[Records from a data source]

_ _ _ _ _

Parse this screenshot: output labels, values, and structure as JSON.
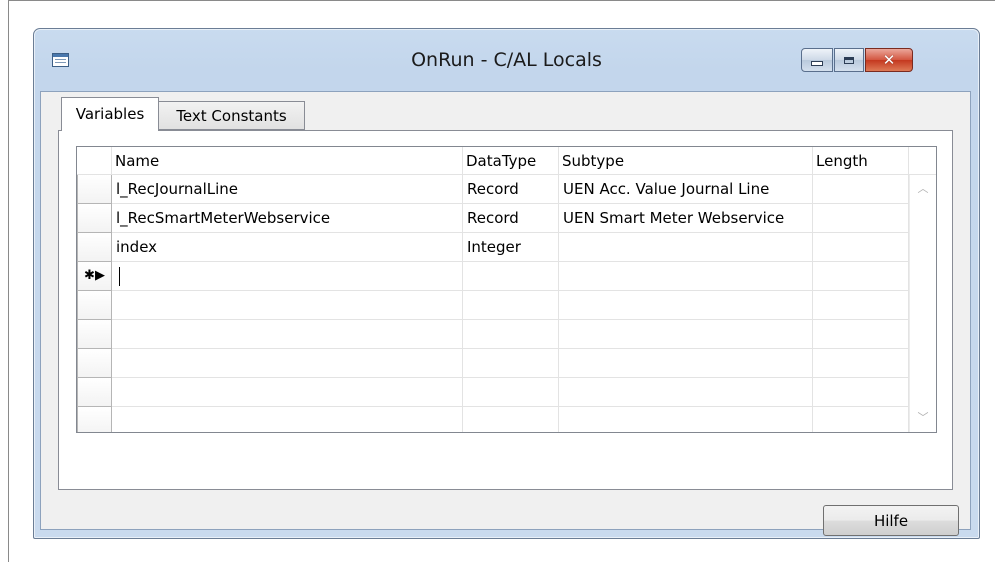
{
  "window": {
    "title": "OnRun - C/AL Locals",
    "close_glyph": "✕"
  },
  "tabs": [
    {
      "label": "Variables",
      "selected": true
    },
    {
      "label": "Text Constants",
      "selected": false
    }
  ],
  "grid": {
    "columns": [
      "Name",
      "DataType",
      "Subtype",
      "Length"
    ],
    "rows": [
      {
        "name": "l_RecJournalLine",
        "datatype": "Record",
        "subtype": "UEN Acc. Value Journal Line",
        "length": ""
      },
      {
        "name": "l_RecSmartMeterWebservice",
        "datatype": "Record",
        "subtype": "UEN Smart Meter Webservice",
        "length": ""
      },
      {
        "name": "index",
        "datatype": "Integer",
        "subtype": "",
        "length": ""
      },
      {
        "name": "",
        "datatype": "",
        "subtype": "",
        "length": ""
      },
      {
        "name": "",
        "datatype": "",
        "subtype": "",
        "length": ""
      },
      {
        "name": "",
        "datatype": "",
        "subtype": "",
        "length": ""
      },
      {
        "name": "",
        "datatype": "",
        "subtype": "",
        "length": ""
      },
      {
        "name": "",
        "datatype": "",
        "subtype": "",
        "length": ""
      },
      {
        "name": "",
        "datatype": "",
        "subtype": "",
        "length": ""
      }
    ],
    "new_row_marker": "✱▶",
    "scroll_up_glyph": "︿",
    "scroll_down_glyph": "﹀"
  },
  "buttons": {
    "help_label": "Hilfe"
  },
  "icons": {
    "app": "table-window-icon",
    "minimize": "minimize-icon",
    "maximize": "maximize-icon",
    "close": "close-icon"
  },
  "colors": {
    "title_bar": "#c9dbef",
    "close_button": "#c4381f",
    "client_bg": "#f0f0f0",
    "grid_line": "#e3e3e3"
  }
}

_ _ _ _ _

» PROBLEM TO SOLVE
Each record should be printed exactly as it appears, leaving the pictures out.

» RESULT
Parse this screenshot: output labels, values, and structure as JSON.
{
  "window": {
    "title": "OnRun - C/AL Locals",
    "close_glyph": "✕"
  },
  "tabs": [
    {
      "label": "Variables",
      "selected": true
    },
    {
      "label": "Text Constants",
      "selected": false
    }
  ],
  "grid": {
    "columns": [
      "Name",
      "DataType",
      "Subtype",
      "Length"
    ],
    "rows": [
      {
        "name": "l_RecJournalLine",
        "datatype": "Record",
        "subtype": "UEN Acc. Value Journal Line",
        "length": ""
      },
      {
        "name": "l_RecSmartMeterWebservice",
        "datatype": "Record",
        "subtype": "UEN Smart Meter Webservice",
        "length": ""
      },
      {
        "name": "index",
        "datatype": "Integer",
        "subtype": "",
        "length": ""
      },
      {
        "name": "",
        "datatype": "",
        "subtype": "",
        "length": ""
      },
      {
        "name": "",
        "datatype": "",
        "subtype": "",
        "length": ""
      },
      {
        "name": "",
        "datatype": "",
        "subtype": "",
        "length": ""
      },
      {
        "name": "",
        "datatype": "",
        "subtype": "",
        "length": ""
      },
      {
        "name": "",
        "datatype": "",
        "subtype": "",
        "length": ""
      },
      {
        "name": "",
        "datatype": "",
        "subtype": "",
        "length": ""
      }
    ],
    "new_row_marker": "✱▶",
    "scroll_up_glyph": "︿",
    "scroll_down_glyph": "﹀"
  },
  "buttons": {
    "help_label": "Hilfe"
  },
  "icons": {
    "app": "table-window-icon",
    "minimize": "minimize-icon",
    "maximize": "maximize-icon",
    "close": "close-icon"
  },
  "colors": {
    "title_bar": "#c9dbef",
    "close_button": "#c4381f",
    "client_bg": "#f0f0f0",
    "grid_line": "#e3e3e3"
  }
}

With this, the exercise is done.